Data
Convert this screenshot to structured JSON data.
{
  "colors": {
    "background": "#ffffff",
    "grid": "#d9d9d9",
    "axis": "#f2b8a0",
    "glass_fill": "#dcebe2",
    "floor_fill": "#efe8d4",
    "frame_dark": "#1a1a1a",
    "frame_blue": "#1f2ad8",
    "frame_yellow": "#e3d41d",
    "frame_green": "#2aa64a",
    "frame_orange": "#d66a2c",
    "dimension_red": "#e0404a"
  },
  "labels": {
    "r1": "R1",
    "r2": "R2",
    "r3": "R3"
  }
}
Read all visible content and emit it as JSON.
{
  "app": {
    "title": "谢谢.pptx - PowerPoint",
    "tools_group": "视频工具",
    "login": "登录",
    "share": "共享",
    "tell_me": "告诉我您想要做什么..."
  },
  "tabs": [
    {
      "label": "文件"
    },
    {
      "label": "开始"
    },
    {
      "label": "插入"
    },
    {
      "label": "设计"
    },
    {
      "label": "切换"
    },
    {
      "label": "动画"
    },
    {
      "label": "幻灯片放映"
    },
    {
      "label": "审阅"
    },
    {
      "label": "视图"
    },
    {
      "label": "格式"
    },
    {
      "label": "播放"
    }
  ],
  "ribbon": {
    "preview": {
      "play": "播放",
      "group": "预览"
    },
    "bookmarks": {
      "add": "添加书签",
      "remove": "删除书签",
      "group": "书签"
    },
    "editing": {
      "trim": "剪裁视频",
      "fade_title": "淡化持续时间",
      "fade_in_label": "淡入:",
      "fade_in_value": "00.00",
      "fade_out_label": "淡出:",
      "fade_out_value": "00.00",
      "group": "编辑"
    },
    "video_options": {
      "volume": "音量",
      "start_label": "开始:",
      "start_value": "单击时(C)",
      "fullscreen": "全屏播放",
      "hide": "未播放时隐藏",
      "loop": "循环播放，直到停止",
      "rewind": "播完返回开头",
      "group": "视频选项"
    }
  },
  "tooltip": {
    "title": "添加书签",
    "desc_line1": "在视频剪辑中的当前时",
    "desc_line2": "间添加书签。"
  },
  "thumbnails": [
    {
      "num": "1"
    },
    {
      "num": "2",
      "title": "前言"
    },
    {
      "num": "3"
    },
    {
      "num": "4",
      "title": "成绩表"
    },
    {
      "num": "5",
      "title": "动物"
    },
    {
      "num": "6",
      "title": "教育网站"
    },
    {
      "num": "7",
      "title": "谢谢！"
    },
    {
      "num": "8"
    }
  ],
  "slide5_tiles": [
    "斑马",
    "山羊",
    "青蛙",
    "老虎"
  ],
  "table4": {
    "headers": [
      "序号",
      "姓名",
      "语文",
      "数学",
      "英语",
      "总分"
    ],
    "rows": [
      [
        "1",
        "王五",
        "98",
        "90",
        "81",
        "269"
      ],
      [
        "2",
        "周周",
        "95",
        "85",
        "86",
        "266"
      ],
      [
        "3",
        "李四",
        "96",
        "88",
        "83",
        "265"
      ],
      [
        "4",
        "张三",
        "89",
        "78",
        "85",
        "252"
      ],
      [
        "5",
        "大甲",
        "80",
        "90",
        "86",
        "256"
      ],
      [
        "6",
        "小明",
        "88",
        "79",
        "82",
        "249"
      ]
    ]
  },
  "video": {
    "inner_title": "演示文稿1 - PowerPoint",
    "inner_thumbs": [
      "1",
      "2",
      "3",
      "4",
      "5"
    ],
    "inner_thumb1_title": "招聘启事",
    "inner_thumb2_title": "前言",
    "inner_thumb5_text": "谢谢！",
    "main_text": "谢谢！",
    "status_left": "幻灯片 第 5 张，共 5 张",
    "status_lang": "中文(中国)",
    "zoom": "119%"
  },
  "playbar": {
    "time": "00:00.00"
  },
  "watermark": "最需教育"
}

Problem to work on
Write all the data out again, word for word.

Solution to this task
Convert this screenshot to structured JSON data.
{
  "colors": {
    "background": "#ffffff",
    "grid": "#d9d9d9",
    "axis": "#f2b8a0",
    "glass_fill": "#dcebe2",
    "floor_fill": "#efe8d4",
    "frame_dark": "#1a1a1a",
    "frame_blue": "#1f2ad8",
    "frame_yellow": "#e3d41d",
    "frame_green": "#2aa64a",
    "frame_orange": "#d66a2c",
    "dimension_red": "#e0404a"
  },
  "labels": {
    "r1": "R1",
    "r2": "R2",
    "r3": "R3"
  }
}
Read all visible content and emit it as JSON.
{
  "app": {
    "title": "谢谢.pptx - PowerPoint",
    "tools_group": "视频工具",
    "login": "登录",
    "share": "共享",
    "tell_me": "告诉我您想要做什么..."
  },
  "tabs": [
    {
      "label": "文件"
    },
    {
      "label": "开始"
    },
    {
      "label": "插入"
    },
    {
      "label": "设计"
    },
    {
      "label": "切换"
    },
    {
      "label": "动画"
    },
    {
      "label": "幻灯片放映"
    },
    {
      "label": "审阅"
    },
    {
      "label": "视图"
    },
    {
      "label": "格式"
    },
    {
      "label": "播放"
    }
  ],
  "ribbon": {
    "preview": {
      "play": "播放",
      "group": "预览"
    },
    "bookmarks": {
      "add": "添加书签",
      "remove": "删除书签",
      "group": "书签"
    },
    "editing": {
      "trim": "剪裁视频",
      "fade_title": "淡化持续时间",
      "fade_in_label": "淡入:",
      "fade_in_value": "00.00",
      "fade_out_label": "淡出:",
      "fade_out_value": "00.00",
      "group": "编辑"
    },
    "video_options": {
      "volume": "音量",
      "start_label": "开始:",
      "start_value": "单击时(C)",
      "fullscreen": "全屏播放",
      "hide": "未播放时隐藏",
      "loop": "循环播放，直到停止",
      "rewind": "播完返回开头",
      "group": "视频选项"
    }
  },
  "tooltip": {
    "title": "添加书签",
    "desc_line1": "在视频剪辑中的当前时",
    "desc_line2": "间添加书签。"
  },
  "thumbnails": [
    {
      "num": "1"
    },
    {
      "num": "2",
      "title": "前言"
    },
    {
      "num": "3"
    },
    {
      "num": "4",
      "title": "成绩表"
    },
    {
      "num": "5",
      "title": "动物"
    },
    {
      "num": "6",
      "title": "教育网站"
    },
    {
      "num": "7",
      "title": "谢谢！"
    },
    {
      "num": "8"
    }
  ],
  "slide5_tiles": [
    "斑马",
    "山羊",
    "青蛙",
    "老虎"
  ],
  "table4": {
    "headers": [
      "序号",
      "姓名",
      "语文",
      "数学",
      "英语",
      "总分"
    ],
    "rows": [
      [
        "1",
        "王五",
        "98",
        "90",
        "81",
        "269"
      ],
      [
        "2",
        "周周",
        "95",
        "85",
        "86",
        "266"
      ],
      [
        "3",
        "李四",
        "96",
        "88",
        "83",
        "265"
      ],
      [
        "4",
        "张三",
        "89",
        "78",
        "85",
        "252"
      ],
      [
        "5",
        "大甲",
        "80",
        "90",
        "86",
        "256"
      ],
      [
        "6",
        "小明",
        "88",
        "79",
        "82",
        "249"
      ]
    ]
  },
  "video": {
    "inner_title": "演示文稿1 - PowerPoint",
    "inner_thumbs": [
      "1",
      "2",
      "3",
      "4",
      "5"
    ],
    "inner_thumb1_title": "招聘启事",
    "inner_thumb2_title": "前言",
    "inner_thumb5_text": "谢谢！",
    "main_text": "谢谢！",
    "status_left": "幻灯片 第 5 张，共 5 张",
    "status_lang": "中文(中国)",
    "zoom": "119%"
  },
  "playbar": {
    "time": "00:00.00"
  },
  "watermark": "最需教育"
}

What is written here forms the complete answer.